◆ Your task ◆
Each line of the data that includes "faaliyet" must be copied.

---------- Records for the exercise ----------

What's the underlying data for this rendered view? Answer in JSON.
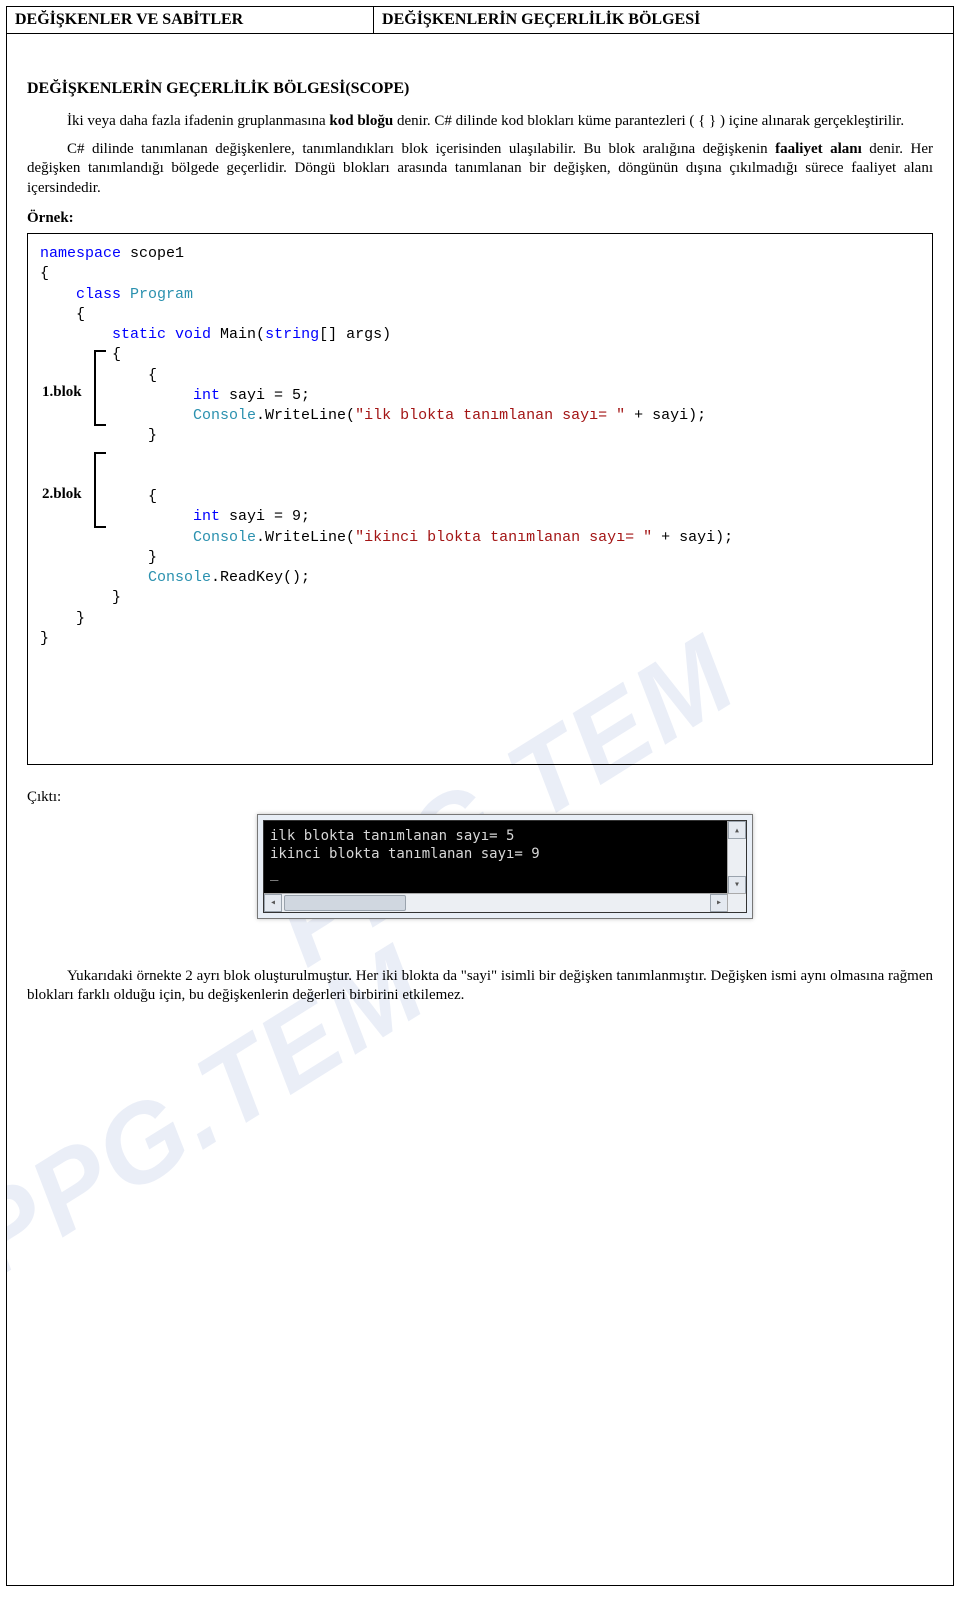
{
  "header": {
    "left": "DEĞİŞKENLER VE SABİTLER",
    "right": "DEĞİŞKENLERİN GEÇERLİLİK BÖLGESİ"
  },
  "section_title": "DEĞİŞKENLERİN GEÇERLİLİK BÖLGESİ(SCOPE)",
  "para1_a": "İki veya daha fazla ifadenin gruplanmasına ",
  "para1_b": "kod bloğu",
  "para1_c": " denir. C# dilinde kod blokları küme parantezleri ( { } ) içine alınarak gerçekleştirilir.",
  "para2_a": "C# dilinde tanımlanan değişkenlere, tanımlandıkları blok içerisinden ulaşılabilir. Bu blok aralığına değişkenin ",
  "para2_b": "faaliyet alanı",
  "para2_c": " denir. Her değişken tanımlandığı bölgede geçerlidir. Döngü blokları arasında tanımlanan bir değişken, döngünün dışına çıkılmadığı sürece faaliyet alanı içersindedir.",
  "ornek_label": "Örnek:",
  "code": {
    "namespace_kw": "namespace",
    "ns_name": " scope1",
    "ob": "{",
    "cb": "}",
    "class_kw": "class",
    "class_name": " Program",
    "static_kw": "static",
    "void_kw": " void",
    "main_sig_a": " Main(",
    "string_kw": "string",
    "main_sig_b": "[] args)",
    "int_kw": "int",
    "sayi5": " sayi = 5;",
    "console_cls": "Console",
    "wl1_a": ".WriteLine(",
    "str1": "\"ilk blokta tanımlanan sayı= \"",
    "wl1_b": " + sayi);",
    "sayi9": " sayi = 9;",
    "str2": "\"ikinci blokta tanımlanan sayı= \"",
    "rk": ".ReadKey();",
    "blok1_label": "1.blok",
    "blok2_label": "2.blok"
  },
  "cikti_label": "Çıktı:",
  "console": {
    "line1": "ilk blokta tanımlanan sayı= 5",
    "line2": "ikinci blokta tanımlanan sayı= 9",
    "cursor": "_"
  },
  "para3": "Yukarıdaki örnekte 2 ayrı blok oluşturulmuştur. Her iki blokta da \"sayi\" isimli bir değişken tanımlanmıştır. Değişken ismi aynı olmasına rağmen blokları farklı olduğu için, bu değişkenlerin değerleri birbirini etkilemez.",
  "watermark": "PPG.TEM"
}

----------

◆ Answer below ◆
  "para2_b": "faaliyet alanı",
  "para2_c": " denir. Her değişken tanımlandığı bölgede geçerlidir. Döngü blokları arasında tanımlanan bir değişken, döngünün dışına çıkılmadığı sürece faaliyet alanı içersindedir.",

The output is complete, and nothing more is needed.